Leopards are sly, fast and endangered — so too is Burt Lancaster as Don Fabrizio Corbera in Luchino Visconti’s classic 1963 film “The Leopard.” Projected in a classroom at the Mandel Center for the Humanities on Thursday, March 8, this film — about a ruthlessly honest aristocrat fighting to preserve his way of life while his country is in political turmoil — created a calm in the room filled with students chewing popcorn and eating candy.

When “The Leopard” was released in theaters in the summer of 1963, it was largely dismissed by film critics, with the majority of the criticism aimed at Lancaster’s performance.

Prof. Bernard Yack (POL), a political theorist and author of several books on the topic of revolution and nationalism, feels differently. Both before and after the film screening, he stood up to face the audience. “They don’t make films like this today; they just don’t,” he said.

The film screening was part of a series hosted by the History of Ideas Program to explore classical film and study the ramifications of nationalism. “The Leopard” opens with a panorama of a villa in the Sicilian countryside in 1860. Soon, cries come out from the garden, where a dead Royalist soldier’s body has been found. The Prince of Saline, Don Fabrizio Corbera, finds the body and in a tight shot of his face, wrinkled and sweating, the audience sees a man in deep distress. The prince realizes that the dead soldier’s body is just the beginning of the carnage to come as revolution breaks out between the king’s army and rebels led by insurgent Giuseppe Garibaldi. 


PANNED: Burt Lancaster’s portrayal of the prince of Salina was harshly criticized upon the film’s release. 

 Fearing for his life, the prince flees with his priest, taking a chariot to the small town of Palermo. There, after consuming countless glasses of bourbon, he meets with a prostitute. The next day, in a heated discussion with his priest, the prince justifies his actions by noting that while he has a loving a devoted Catholic wife, he has “never see her navel.” The priest laughs with the prince but is concerned. Both men sense that while everything seems the same at surface level, the paradigm is shifting, and war is imminent. The priest questions whether the church will survive the civil war, to which the prince forcefully proclaims that the church will always be fine, but that his class, the aristocracy, will fall.

Finding the small town of Palermo to be suffocating his spirit, the prince travels to his summer home in Donnafugata, where he spends his days hunting and evenings hosting guests and drinks copiously.
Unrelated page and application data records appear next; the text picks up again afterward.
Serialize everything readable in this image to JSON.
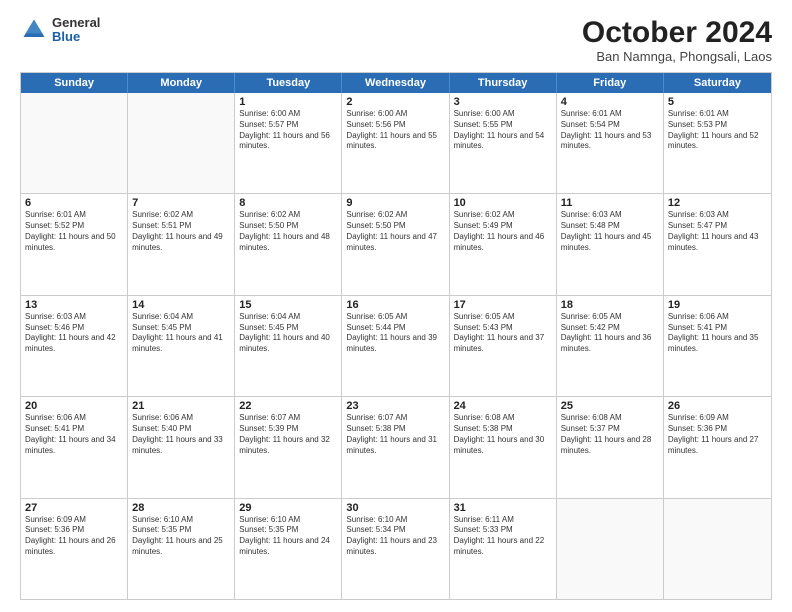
{
  "logo": {
    "general": "General",
    "blue": "Blue"
  },
  "title": "October 2024",
  "location": "Ban Namnga, Phongsali, Laos",
  "header_days": [
    "Sunday",
    "Monday",
    "Tuesday",
    "Wednesday",
    "Thursday",
    "Friday",
    "Saturday"
  ],
  "weeks": [
    [
      {
        "day": "",
        "sunrise": "",
        "sunset": "",
        "daylight": ""
      },
      {
        "day": "",
        "sunrise": "",
        "sunset": "",
        "daylight": ""
      },
      {
        "day": "1",
        "sunrise": "Sunrise: 6:00 AM",
        "sunset": "Sunset: 5:57 PM",
        "daylight": "Daylight: 11 hours and 56 minutes."
      },
      {
        "day": "2",
        "sunrise": "Sunrise: 6:00 AM",
        "sunset": "Sunset: 5:56 PM",
        "daylight": "Daylight: 11 hours and 55 minutes."
      },
      {
        "day": "3",
        "sunrise": "Sunrise: 6:00 AM",
        "sunset": "Sunset: 5:55 PM",
        "daylight": "Daylight: 11 hours and 54 minutes."
      },
      {
        "day": "4",
        "sunrise": "Sunrise: 6:01 AM",
        "sunset": "Sunset: 5:54 PM",
        "daylight": "Daylight: 11 hours and 53 minutes."
      },
      {
        "day": "5",
        "sunrise": "Sunrise: 6:01 AM",
        "sunset": "Sunset: 5:53 PM",
        "daylight": "Daylight: 11 hours and 52 minutes."
      }
    ],
    [
      {
        "day": "6",
        "sunrise": "Sunrise: 6:01 AM",
        "sunset": "Sunset: 5:52 PM",
        "daylight": "Daylight: 11 hours and 50 minutes."
      },
      {
        "day": "7",
        "sunrise": "Sunrise: 6:02 AM",
        "sunset": "Sunset: 5:51 PM",
        "daylight": "Daylight: 11 hours and 49 minutes."
      },
      {
        "day": "8",
        "sunrise": "Sunrise: 6:02 AM",
        "sunset": "Sunset: 5:50 PM",
        "daylight": "Daylight: 11 hours and 48 minutes."
      },
      {
        "day": "9",
        "sunrise": "Sunrise: 6:02 AM",
        "sunset": "Sunset: 5:50 PM",
        "daylight": "Daylight: 11 hours and 47 minutes."
      },
      {
        "day": "10",
        "sunrise": "Sunrise: 6:02 AM",
        "sunset": "Sunset: 5:49 PM",
        "daylight": "Daylight: 11 hours and 46 minutes."
      },
      {
        "day": "11",
        "sunrise": "Sunrise: 6:03 AM",
        "sunset": "Sunset: 5:48 PM",
        "daylight": "Daylight: 11 hours and 45 minutes."
      },
      {
        "day": "12",
        "sunrise": "Sunrise: 6:03 AM",
        "sunset": "Sunset: 5:47 PM",
        "daylight": "Daylight: 11 hours and 43 minutes."
      }
    ],
    [
      {
        "day": "13",
        "sunrise": "Sunrise: 6:03 AM",
        "sunset": "Sunset: 5:46 PM",
        "daylight": "Daylight: 11 hours and 42 minutes."
      },
      {
        "day": "14",
        "sunrise": "Sunrise: 6:04 AM",
        "sunset": "Sunset: 5:45 PM",
        "daylight": "Daylight: 11 hours and 41 minutes."
      },
      {
        "day": "15",
        "sunrise": "Sunrise: 6:04 AM",
        "sunset": "Sunset: 5:45 PM",
        "daylight": "Daylight: 11 hours and 40 minutes."
      },
      {
        "day": "16",
        "sunrise": "Sunrise: 6:05 AM",
        "sunset": "Sunset: 5:44 PM",
        "daylight": "Daylight: 11 hours and 39 minutes."
      },
      {
        "day": "17",
        "sunrise": "Sunrise: 6:05 AM",
        "sunset": "Sunset: 5:43 PM",
        "daylight": "Daylight: 11 hours and 37 minutes."
      },
      {
        "day": "18",
        "sunrise": "Sunrise: 6:05 AM",
        "sunset": "Sunset: 5:42 PM",
        "daylight": "Daylight: 11 hours and 36 minutes."
      },
      {
        "day": "19",
        "sunrise": "Sunrise: 6:06 AM",
        "sunset": "Sunset: 5:41 PM",
        "daylight": "Daylight: 11 hours and 35 minutes."
      }
    ],
    [
      {
        "day": "20",
        "sunrise": "Sunrise: 6:06 AM",
        "sunset": "Sunset: 5:41 PM",
        "daylight": "Daylight: 11 hours and 34 minutes."
      },
      {
        "day": "21",
        "sunrise": "Sunrise: 6:06 AM",
        "sunset": "Sunset: 5:40 PM",
        "daylight": "Daylight: 11 hours and 33 minutes."
      },
      {
        "day": "22",
        "sunrise": "Sunrise: 6:07 AM",
        "sunset": "Sunset: 5:39 PM",
        "daylight": "Daylight: 11 hours and 32 minutes."
      },
      {
        "day": "23",
        "sunrise": "Sunrise: 6:07 AM",
        "sunset": "Sunset: 5:38 PM",
        "daylight": "Daylight: 11 hours and 31 minutes."
      },
      {
        "day": "24",
        "sunrise": "Sunrise: 6:08 AM",
        "sunset": "Sunset: 5:38 PM",
        "daylight": "Daylight: 11 hours and 30 minutes."
      },
      {
        "day": "25",
        "sunrise": "Sunrise: 6:08 AM",
        "sunset": "Sunset: 5:37 PM",
        "daylight": "Daylight: 11 hours and 28 minutes."
      },
      {
        "day": "26",
        "sunrise": "Sunrise: 6:09 AM",
        "sunset": "Sunset: 5:36 PM",
        "daylight": "Daylight: 11 hours and 27 minutes."
      }
    ],
    [
      {
        "day": "27",
        "sunrise": "Sunrise: 6:09 AM",
        "sunset": "Sunset: 5:36 PM",
        "daylight": "Daylight: 11 hours and 26 minutes."
      },
      {
        "day": "28",
        "sunrise": "Sunrise: 6:10 AM",
        "sunset": "Sunset: 5:35 PM",
        "daylight": "Daylight: 11 hours and 25 minutes."
      },
      {
        "day": "29",
        "sunrise": "Sunrise: 6:10 AM",
        "sunset": "Sunset: 5:35 PM",
        "daylight": "Daylight: 11 hours and 24 minutes."
      },
      {
        "day": "30",
        "sunrise": "Sunrise: 6:10 AM",
        "sunset": "Sunset: 5:34 PM",
        "daylight": "Daylight: 11 hours and 23 minutes."
      },
      {
        "day": "31",
        "sunrise": "Sunrise: 6:11 AM",
        "sunset": "Sunset: 5:33 PM",
        "daylight": "Daylight: 11 hours and 22 minutes."
      },
      {
        "day": "",
        "sunrise": "",
        "sunset": "",
        "daylight": ""
      },
      {
        "day": "",
        "sunrise": "",
        "sunset": "",
        "daylight": ""
      }
    ]
  ]
}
In this small town, a referendum is held on whether Donnafugata should remain under control of its leading citizen, Don Calogero Sedara. Given the corrupt town officials and Sedara’s iron grip of control over town politics, the vote unsurprisingly yields a win for the nationalists by 512-0 votes. The prince looks on as the vote is announced, an expression of worry on his face. He later asks his hunting companion, who is also the village organist, about the vote. His companion admits that he voted no. 

This event further sows doubt in the prince’s mind over whether he is part of a dying breed of aristocrats who, perhaps, have been corrupted by their own power. The film ends with a 22-minute scene of a grand ball held in the villa of a neighboring aristocrat. The final scenes show the prince wandering aimlessly during the ball, walking through each chamber of the house until he is lost. With nowhere else to go, he sits on the marble staircase, watching the young men and women fly as they dance across the marble floor. Ultimately, he joins the dancers with a look of deep sorrow across his face. 

“The Leopard” may provide insight on today’s political climate, Yack explained. He noted the dignity with which Lancaster’s character handles the changing paradigm, as well as the dangers of nationalism and labeling the wealthy or educated in a society as “the enemy.”

 Most of the students in the audience are participants in the History of Ideas Program at Brandeis, of which Yack is a faculty member. The program offers an interdisciplinary minor to students who wish to take elective classes and supplement their major with classes that pertain to social justice and new ways of thinking about personal identity and the world. The Program occasionally hosts a movie night, often screening classic films that the faculty believe have cultural significance, and shine a light on important moments in history and cultural shifts.

As the credits of “The Leopard” rolled across the screen, students from the program huddled in small groups to discuss the film. Some felt that, at 2 hours and 40 minutes, the movie was too long and failed to tell a compelling story. Others felt that Lancaster’s character was, in many ways, the opposite of Donald Trump. The conversation turned toward whether the movie was a cautionary tale with relevance to the millennial generation. One student mused as to whether the rich and educated in the U.S. should fear an uprising by the far-right and Tea Party members. 

But, as Yack noted, the purpose of the screening was not to force students to analyze everything about the movie. In many ways, he said, “It’s a wonderful film because the costumes are so intricately detailed and colorful.”